ASSIGNMENT:
Return the records exactly, keeping every line as it is.

DATA FOR THE TASK:
-=-=-
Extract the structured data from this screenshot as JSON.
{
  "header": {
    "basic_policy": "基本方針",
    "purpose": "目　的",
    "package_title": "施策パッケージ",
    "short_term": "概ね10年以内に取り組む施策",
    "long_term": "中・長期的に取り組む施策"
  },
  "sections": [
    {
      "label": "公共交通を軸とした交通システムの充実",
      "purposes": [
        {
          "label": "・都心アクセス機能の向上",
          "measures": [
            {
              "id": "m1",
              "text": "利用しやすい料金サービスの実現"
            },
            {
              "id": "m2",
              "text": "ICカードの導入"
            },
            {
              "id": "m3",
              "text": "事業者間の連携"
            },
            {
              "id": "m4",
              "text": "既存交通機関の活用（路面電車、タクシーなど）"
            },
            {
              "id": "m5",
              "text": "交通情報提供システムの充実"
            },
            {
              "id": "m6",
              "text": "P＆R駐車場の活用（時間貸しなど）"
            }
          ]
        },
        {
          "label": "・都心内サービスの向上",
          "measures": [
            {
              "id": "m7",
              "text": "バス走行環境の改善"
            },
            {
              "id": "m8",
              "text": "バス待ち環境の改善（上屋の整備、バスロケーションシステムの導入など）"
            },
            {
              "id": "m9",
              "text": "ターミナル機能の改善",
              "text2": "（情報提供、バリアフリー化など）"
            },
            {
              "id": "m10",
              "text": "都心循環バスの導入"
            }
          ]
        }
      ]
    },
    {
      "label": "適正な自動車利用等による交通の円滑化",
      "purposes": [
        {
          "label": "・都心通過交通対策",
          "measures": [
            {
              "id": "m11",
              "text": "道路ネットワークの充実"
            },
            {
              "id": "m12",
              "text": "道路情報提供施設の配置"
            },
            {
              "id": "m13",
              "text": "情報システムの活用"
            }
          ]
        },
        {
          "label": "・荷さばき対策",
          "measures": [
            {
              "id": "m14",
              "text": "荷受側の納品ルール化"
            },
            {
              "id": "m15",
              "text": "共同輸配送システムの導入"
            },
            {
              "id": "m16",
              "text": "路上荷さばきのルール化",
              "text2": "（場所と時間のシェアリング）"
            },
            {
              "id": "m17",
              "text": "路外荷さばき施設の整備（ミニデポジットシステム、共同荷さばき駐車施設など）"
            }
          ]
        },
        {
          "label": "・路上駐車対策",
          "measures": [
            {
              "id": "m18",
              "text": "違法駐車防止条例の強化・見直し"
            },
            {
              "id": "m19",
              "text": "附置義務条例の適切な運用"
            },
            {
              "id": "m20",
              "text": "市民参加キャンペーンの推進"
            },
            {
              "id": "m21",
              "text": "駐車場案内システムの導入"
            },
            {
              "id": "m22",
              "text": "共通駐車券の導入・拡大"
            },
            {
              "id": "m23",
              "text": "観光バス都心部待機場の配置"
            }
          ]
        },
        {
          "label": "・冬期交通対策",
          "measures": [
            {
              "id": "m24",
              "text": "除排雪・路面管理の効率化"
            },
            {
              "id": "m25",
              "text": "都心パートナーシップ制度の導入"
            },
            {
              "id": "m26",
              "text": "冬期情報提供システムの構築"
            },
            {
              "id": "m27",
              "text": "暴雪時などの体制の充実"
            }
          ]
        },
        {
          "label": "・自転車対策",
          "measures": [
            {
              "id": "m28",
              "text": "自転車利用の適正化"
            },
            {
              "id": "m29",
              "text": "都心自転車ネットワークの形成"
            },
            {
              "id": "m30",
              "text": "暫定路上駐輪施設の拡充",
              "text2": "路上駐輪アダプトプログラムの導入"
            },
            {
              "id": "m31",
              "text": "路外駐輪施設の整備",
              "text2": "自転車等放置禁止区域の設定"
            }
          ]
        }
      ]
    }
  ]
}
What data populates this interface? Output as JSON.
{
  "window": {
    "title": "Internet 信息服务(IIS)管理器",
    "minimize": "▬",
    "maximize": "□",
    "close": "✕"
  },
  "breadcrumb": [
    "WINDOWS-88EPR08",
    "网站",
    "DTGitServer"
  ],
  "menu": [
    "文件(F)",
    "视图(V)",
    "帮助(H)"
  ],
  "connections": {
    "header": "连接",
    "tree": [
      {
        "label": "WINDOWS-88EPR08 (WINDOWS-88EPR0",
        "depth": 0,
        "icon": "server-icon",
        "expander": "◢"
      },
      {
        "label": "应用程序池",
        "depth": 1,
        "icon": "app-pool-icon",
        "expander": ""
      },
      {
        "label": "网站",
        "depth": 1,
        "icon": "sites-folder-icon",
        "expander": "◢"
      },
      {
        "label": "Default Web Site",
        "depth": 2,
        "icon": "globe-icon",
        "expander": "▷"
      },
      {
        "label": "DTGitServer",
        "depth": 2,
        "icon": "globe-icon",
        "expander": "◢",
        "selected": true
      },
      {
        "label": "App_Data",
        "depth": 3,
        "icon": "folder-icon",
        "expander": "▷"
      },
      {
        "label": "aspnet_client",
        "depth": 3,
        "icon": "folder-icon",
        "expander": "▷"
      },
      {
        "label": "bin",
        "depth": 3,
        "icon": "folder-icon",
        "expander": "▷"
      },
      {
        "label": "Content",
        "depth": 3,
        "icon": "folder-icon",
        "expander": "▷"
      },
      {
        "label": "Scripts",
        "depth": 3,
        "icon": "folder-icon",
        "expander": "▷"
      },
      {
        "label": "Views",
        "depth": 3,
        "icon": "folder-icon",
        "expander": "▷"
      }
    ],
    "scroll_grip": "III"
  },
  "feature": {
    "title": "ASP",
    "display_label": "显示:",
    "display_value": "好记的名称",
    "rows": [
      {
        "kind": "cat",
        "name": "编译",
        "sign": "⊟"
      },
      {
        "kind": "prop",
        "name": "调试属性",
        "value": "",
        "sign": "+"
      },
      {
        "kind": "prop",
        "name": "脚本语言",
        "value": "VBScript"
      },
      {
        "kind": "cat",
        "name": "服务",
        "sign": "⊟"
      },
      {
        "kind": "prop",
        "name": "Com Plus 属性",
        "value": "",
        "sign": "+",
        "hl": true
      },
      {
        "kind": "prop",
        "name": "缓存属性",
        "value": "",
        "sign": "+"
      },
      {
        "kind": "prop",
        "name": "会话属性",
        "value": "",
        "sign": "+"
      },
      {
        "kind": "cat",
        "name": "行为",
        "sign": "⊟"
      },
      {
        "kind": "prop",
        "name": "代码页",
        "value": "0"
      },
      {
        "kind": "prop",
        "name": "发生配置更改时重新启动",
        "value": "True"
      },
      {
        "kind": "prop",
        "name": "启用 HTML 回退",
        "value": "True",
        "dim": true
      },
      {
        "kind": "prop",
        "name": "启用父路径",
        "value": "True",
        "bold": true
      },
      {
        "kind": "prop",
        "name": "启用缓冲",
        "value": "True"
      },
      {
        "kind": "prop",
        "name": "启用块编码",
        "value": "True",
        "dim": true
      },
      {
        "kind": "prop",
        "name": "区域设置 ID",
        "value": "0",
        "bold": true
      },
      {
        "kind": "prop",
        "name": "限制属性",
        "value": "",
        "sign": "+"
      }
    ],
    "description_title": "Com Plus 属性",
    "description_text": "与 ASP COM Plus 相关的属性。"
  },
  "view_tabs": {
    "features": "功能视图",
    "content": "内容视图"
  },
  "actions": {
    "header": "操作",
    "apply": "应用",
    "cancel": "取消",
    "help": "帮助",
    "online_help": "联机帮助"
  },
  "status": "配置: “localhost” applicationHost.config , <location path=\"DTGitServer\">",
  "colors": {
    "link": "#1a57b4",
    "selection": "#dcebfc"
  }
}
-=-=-
ANSWER TO THIS EXERCISE:
Extract the structured data from this screenshot as JSON.
{
  "header": {
    "basic_policy": "基本方針",
    "purpose": "目　的",
    "package_title": "施策パッケージ",
    "short_term": "概ね10年以内に取り組む施策",
    "long_term": "中・長期的に取り組む施策"
  },
  "sections": [
    {
      "label": "公共交通を軸とした交通システムの充実",
      "purposes": [
        {
          "label": "・都心アクセス機能の向上",
          "measures": [
            {
              "id": "m1",
              "text": "利用しやすい料金サービスの実現"
            },
            {
              "id": "m2",
              "text": "ICカードの導入"
            },
            {
              "id": "m3",
              "text": "事業者間の連携"
            },
            {
              "id": "m4",
              "text": "既存交通機関の活用（路面電車、タクシーなど）"
            },
            {
              "id": "m5",
              "text": "交通情報提供システムの充実"
            },
            {
              "id": "m6",
              "text": "P＆R駐車場の活用（時間貸しなど）"
            }
          ]
        },
        {
          "label": "・都心内サービスの向上",
          "measures": [
            {
              "id": "m7",
              "text": "バス走行環境の改善"
            },
            {
              "id": "m8",
              "text": "バス待ち環境の改善（上屋の整備、バスロケーションシステムの導入など）"
            },
            {
              "id": "m9",
              "text": "ターミナル機能の改善",
              "text2": "（情報提供、バリアフリー化など）"
            },
            {
              "id": "m10",
              "text": "都心循環バスの導入"
            }
          ]
        }
      ]
    },
    {
      "label": "適正な自動車利用等による交通の円滑化",
      "purposes": [
        {
          "label": "・都心通過交通対策",
          "measures": [
            {
              "id": "m11",
              "text": "道路ネットワークの充実"
            },
            {
              "id": "m12",
              "text": "道路情報提供施設の配置"
            },
            {
              "id": "m13",
              "text": "情報システムの活用"
            }
          ]
        },
        {
          "label": "・荷さばき対策",
          "measures": [
            {
              "id": "m14",
              "text": "荷受側の納品ルール化"
            },
            {
              "id": "m15",
              "text": "共同輸配送システムの導入"
            },
            {
              "id": "m16",
              "text": "路上荷さばきのルール化",
              "text2": "（場所と時間のシェアリング）"
            },
            {
              "id": "m17",
              "text": "路外荷さばき施設の整備（ミニデポジットシステム、共同荷さばき駐車施設など）"
            }
          ]
        },
        {
          "label": "・路上駐車対策",
          "measures": [
            {
              "id": "m18",
              "text": "違法駐車防止条例の強化・見直し"
            },
            {
              "id": "m19",
              "text": "附置義務条例の適切な運用"
            },
            {
              "id": "m20",
              "text": "市民参加キャンペーンの推進"
            },
            {
              "id": "m21",
              "text": "駐車場案内システムの導入"
            },
            {
              "id": "m22",
              "text": "共通駐車券の導入・拡大"
            },
            {
              "id": "m23",
              "text": "観光バス都心部待機場の配置"
            }
          ]
        },
        {
          "label": "・冬期交通対策",
          "measures": [
            {
              "id": "m24",
              "text": "除排雪・路面管理の効率化"
            },
            {
              "id": "m25",
              "text": "都心パートナーシップ制度の導入"
            },
            {
              "id": "m26",
              "text": "冬期情報提供システムの構築"
            },
            {
              "id": "m27",
              "text": "暴雪時などの体制の充実"
            }
          ]
        },
        {
          "label": "・自転車対策",
          "measures": [
            {
              "id": "m28",
              "text": "自転車利用の適正化"
            },
            {
              "id": "m29",
              "text": "都心自転車ネットワークの形成"
            },
            {
              "id": "m30",
              "text": "暫定路上駐輪施設の拡充",
              "text2": "路上駐輪アダプトプログラムの導入"
            },
            {
              "id": "m31",
              "text": "路外駐輪施設の整備",
              "text2": "自転車等放置禁止区域の設定"
            }
          ]
        }
      ]
    }
  ]
}
What data populates this interface? Output as JSON.
{
  "window": {
    "title": "Internet 信息服务(IIS)管理器",
    "minimize": "▬",
    "maximize": "□",
    "close": "✕"
  },
  "breadcrumb": [
    "WINDOWS-88EPR08",
    "网站",
    "DTGitServer"
  ],
  "menu": [
    "文件(F)",
    "视图(V)",
    "帮助(H)"
  ],
  "connections": {
    "header": "连接",
    "tree": [
      {
        "label": "WINDOWS-88EPR08 (WINDOWS-88EPR0",
        "depth": 0,
        "icon": "server-icon",
        "expander": "◢"
      },
      {
        "label": "应用程序池",
        "depth": 1,
        "icon": "app-pool-icon",
        "expander": ""
      },
      {
        "label": "网站",
        "depth": 1,
        "icon": "sites-folder-icon",
        "expander": "◢"
      },
      {
        "label": "Default Web Site",
        "depth": 2,
        "icon": "globe-icon",
        "expander": "▷"
      },
      {
        "label": "DTGitServer",
        "depth": 2,
        "icon": "globe-icon",
        "expander": "◢",
        "selected": true
      },
      {
        "label": "App_Data",
        "depth": 3,
        "icon": "folder-icon",
        "expander": "▷"
      },
      {
        "label": "aspnet_client",
        "depth": 3,
        "icon": "folder-icon",
        "expander": "▷"
      },
      {
        "label": "bin",
        "depth": 3,
        "icon": "folder-icon",
        "expander": "▷"
      },
      {
        "label": "Content",
        "depth": 3,
        "icon": "folder-icon",
        "expander": "▷"
      },
      {
        "label": "Scripts",
        "depth": 3,
        "icon": "folder-icon",
        "expander": "▷"
      },
      {
        "label": "Views",
        "depth": 3,
        "icon": "folder-icon",
        "expander": "▷"
      }
    ],
    "scroll_grip": "III"
  },
  "feature": {
    "title": "ASP",
    "display_label": "显示:",
    "display_value": "好记的名称",
    "rows": [
      {
        "kind": "cat",
        "name": "编译",
        "sign": "⊟"
      },
      {
        "kind": "prop",
        "name": "调试属性",
        "value": "",
        "sign": "+"
      },
      {
        "kind": "prop",
        "name": "脚本语言",
        "value": "VBScript"
      },
      {
        "kind": "cat",
        "name": "服务",
        "sign": "⊟"
      },
      {
        "kind": "prop",
        "name": "Com Plus 属性",
        "value": "",
        "sign": "+",
        "hl": true
      },
      {
        "kind": "prop",
        "name": "缓存属性",
        "value": "",
        "sign": "+"
      },
      {
        "kind": "prop",
        "name": "会话属性",
        "value": "",
        "sign": "+"
      },
      {
        "kind": "cat",
        "name": "行为",
        "sign": "⊟"
      },
      {
        "kind": "prop",
        "name": "代码页",
        "value": "0"
      },
      {
        "kind": "prop",
        "name": "发生配置更改时重新启动",
        "value": "True"
      },
      {
        "kind": "prop",
        "name": "启用 HTML 回退",
        "value": "True",
        "dim": true
      },
      {
        "kind": "prop",
        "name": "启用父路径",
        "value": "True",
        "bold": true
      },
      {
        "kind": "prop",
        "name": "启用缓冲",
        "value": "True"
      },
      {
        "kind": "prop",
        "name": "启用块编码",
        "value": "True",
        "dim": true
      },
      {
        "kind": "prop",
        "name": "区域设置 ID",
        "value": "0",
        "bold": true
      },
      {
        "kind": "prop",
        "name": "限制属性",
        "value": "",
        "sign": "+"
      }
    ],
    "description_title": "Com Plus 属性",
    "description_text": "与 ASP COM Plus 相关的属性。"
  },
  "view_tabs": {
    "features": "功能视图",
    "content": "内容视图"
  },
  "actions": {
    "header": "操作",
    "apply": "应用",
    "cancel": "取消",
    "help": "帮助",
    "online_help": "联机帮助"
  },
  "status": "配置: “localhost” applicationHost.config , <location path=\"DTGitServer\">",
  "colors": {
    "link": "#1a57b4",
    "selection": "#dcebfc"
  }
}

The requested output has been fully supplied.